Problem requirements: The records below need to be repeated exactly, with every picture left out.

Web page and app entries
=====
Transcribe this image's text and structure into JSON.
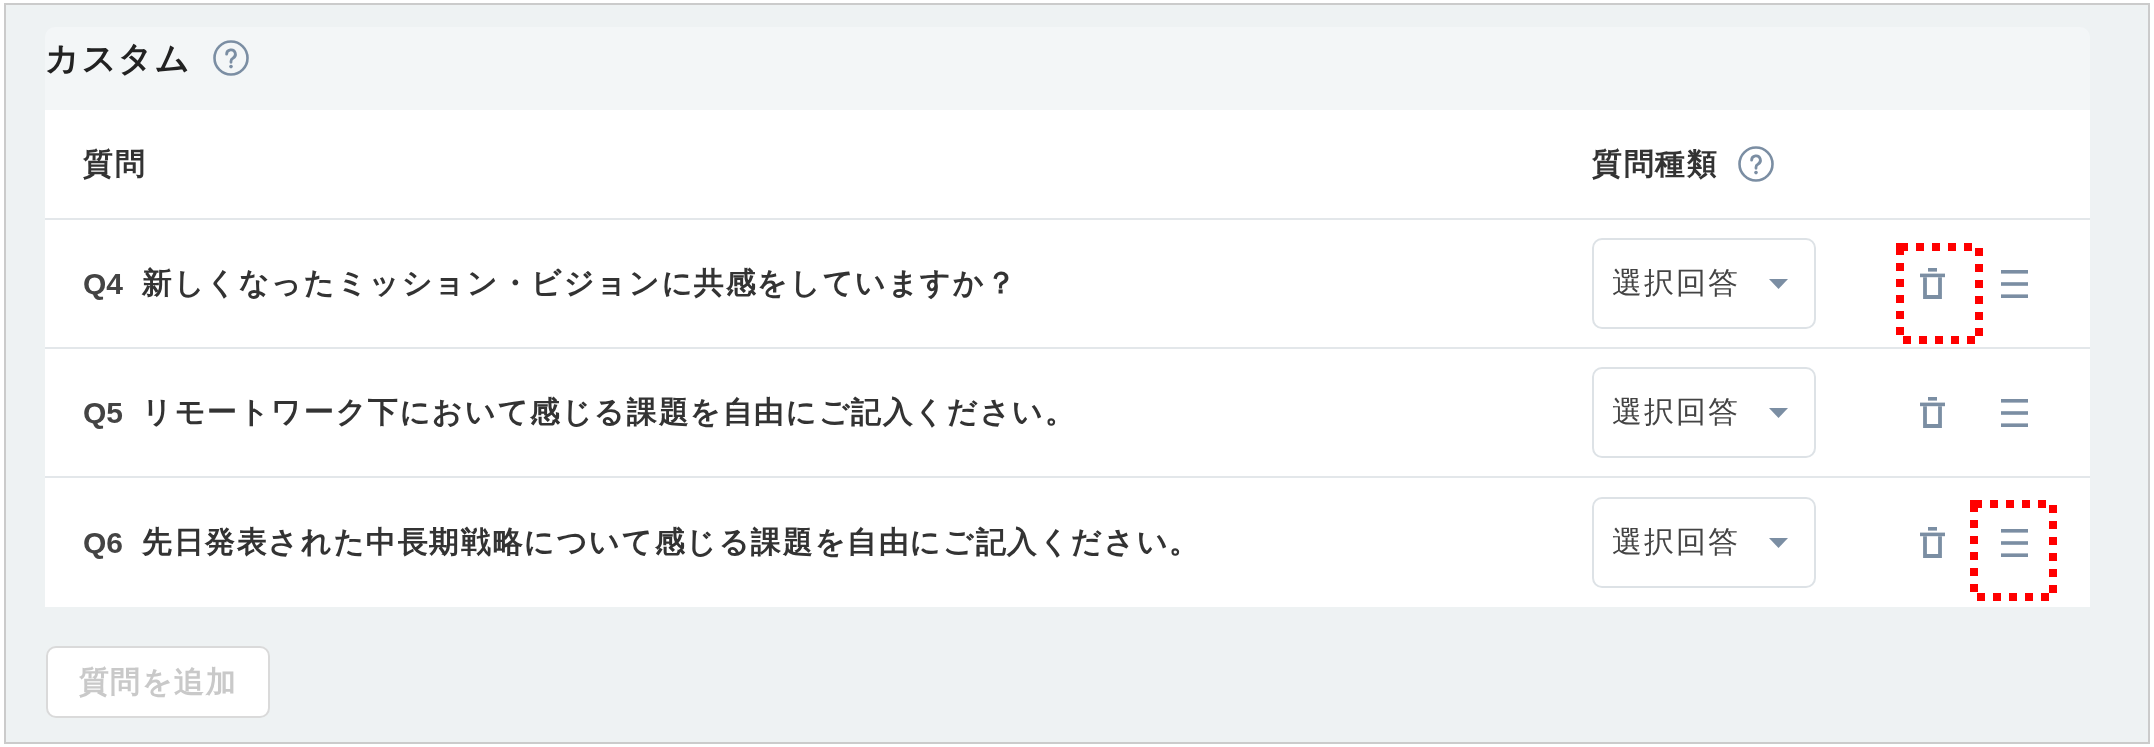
{
  "section": {
    "title": "カスタム",
    "help": true
  },
  "table": {
    "columns": [
      {
        "label": "質問",
        "help": false
      },
      {
        "label": "質問種類",
        "help": true
      }
    ],
    "rows": [
      {
        "number": "Q4",
        "question": "新しくなったミッション・ビジョンに共感をしていますか？",
        "type": "選択回答",
        "delete_highlighted": true,
        "handle_highlighted": false
      },
      {
        "number": "Q5",
        "question": "リモートワーク下において感じる課題を自由にご記入ください。",
        "type": "選択回答",
        "delete_highlighted": false,
        "handle_highlighted": false
      },
      {
        "number": "Q6",
        "question": "先日発表された中長期戦略について感じる課題を自由にご記入ください。",
        "type": "選択回答",
        "delete_highlighted": false,
        "handle_highlighted": true
      }
    ]
  },
  "add_button": {
    "label": "質問を追加",
    "disabled": true
  }
}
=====
Expected output:
Transcribe this image's text and structure into JSON.
{
  "section": {
    "title": "カスタム",
    "help": true
  },
  "table": {
    "columns": [
      {
        "label": "質問",
        "help": false
      },
      {
        "label": "質問種類",
        "help": true
      }
    ],
    "rows": [
      {
        "number": "Q4",
        "question": "新しくなったミッション・ビジョンに共感をしていますか？",
        "type": "選択回答",
        "delete_highlighted": true,
        "handle_highlighted": false
      },
      {
        "number": "Q5",
        "question": "リモートワーク下において感じる課題を自由にご記入ください。",
        "type": "選択回答",
        "delete_highlighted": false,
        "handle_highlighted": false
      },
      {
        "number": "Q6",
        "question": "先日発表された中長期戦略について感じる課題を自由にご記入ください。",
        "type": "選択回答",
        "delete_highlighted": false,
        "handle_highlighted": true
      }
    ]
  },
  "add_button": {
    "label": "質問を追加",
    "disabled": true
  }
}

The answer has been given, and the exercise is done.